Black people are being shot in historic churches and assaulted by police at pool parties. Black Haitians are being deported from the Dominican Republic. It literally feels like there is no safe place for people of color.
I am scared. I am sad. I am angry. I am numb.
I have been pretty open about my anger, and also very honest when discussing white supremacy and privilege. I am horrified that there is no outrage from the white community. You have the nerve to say “all lives matter” when we say “black lives matter. If all lives mattered to you, why are you so quiet? Your silence is violence, and it perpetuates anti-black racism.
An old (white) friend sent me a message yesterday, saying something along the lines of “I know that guy was racist who killed 9 people, but I’m not racist. I don’t live that life. I’m not the same as him.”
YOU’RE MISSING THE POINT.
I am calling you out to pull you in. Understanding that racism is systemic, not just an individual trait, is a huge part in grasping the core of this issue: white people are not showing up for people of color. If we want to see any change, white people need to do better. When a person of color commits an act of terror, there is always an expectation for that community to apologize and repent. Why is is not the same for the white community? I expect an apology. I expect action. I expect the community to look inwards and address the deep-seeded racism that perpetuates these acts of violence.

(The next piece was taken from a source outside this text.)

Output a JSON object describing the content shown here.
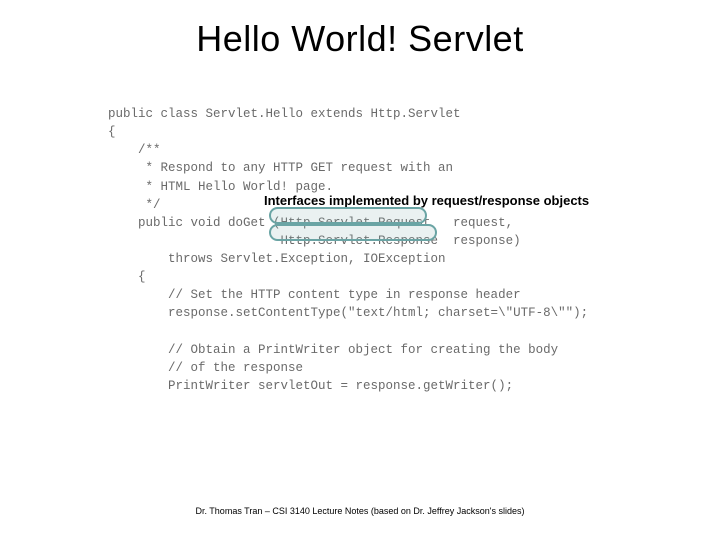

I shared this article with my old friend, hoping that it would help them see their own white fragility playing out, as well as their belief in individualism. Let’s just say, I don’t think she got it (and it really isn’t my job, as a person of color, to explain systemic racism to a white person—do your homework). The conversation soon turned into “I’m actually a minority where I live, so I know what it’s like” with some other white bullshit sprinkled in there. And this scared me to my bones.
How can we move forward, together, when the white population cannot even realize how much they benefit from the system that was built by white people, for white people? I am tired. It is exhausting to wake up every morning and hope that one of your people hasn’t been murdered in the night. It is exhausting to constantly have to explain to white people why black lives matter. It is exhausting to always have to educate white people about their own ignorance.
So I’m not doing it anymore. I need to do some self-preservation if I am going to continue the work I do to dismantle the oppressive system. I do not have time to explain to white people how they benefit from systemic racism, and how that has been playing out since the begining of our history. I simply do not have the energy anymore.
The conversation with my friend/not sure if we are friends anymore ended with her asking me this (in a hostile way that was not appreciated): what exactly do you want white people to do?
Look inwards. Look at your own privilege. The first step to eradicating racism is acknowledging that the entire system we live in reeks with racism and white supremacy.
Acknowledge that you, as a white person, benefit from this system in multiple ways.
Acknowledge that you have yet to go to a black lives matter protest because those issues “don’t really affect you” (which is a delusion-they do).
Acknowledge that people of color are suffering, and think about how your community can combat that. Call out racism when you see it. Don’t let your white friends get away with it. Be our ally in this fight.
Once that happens, then we can start fighting this racist system, together.
Illustration by Sarah Helene Green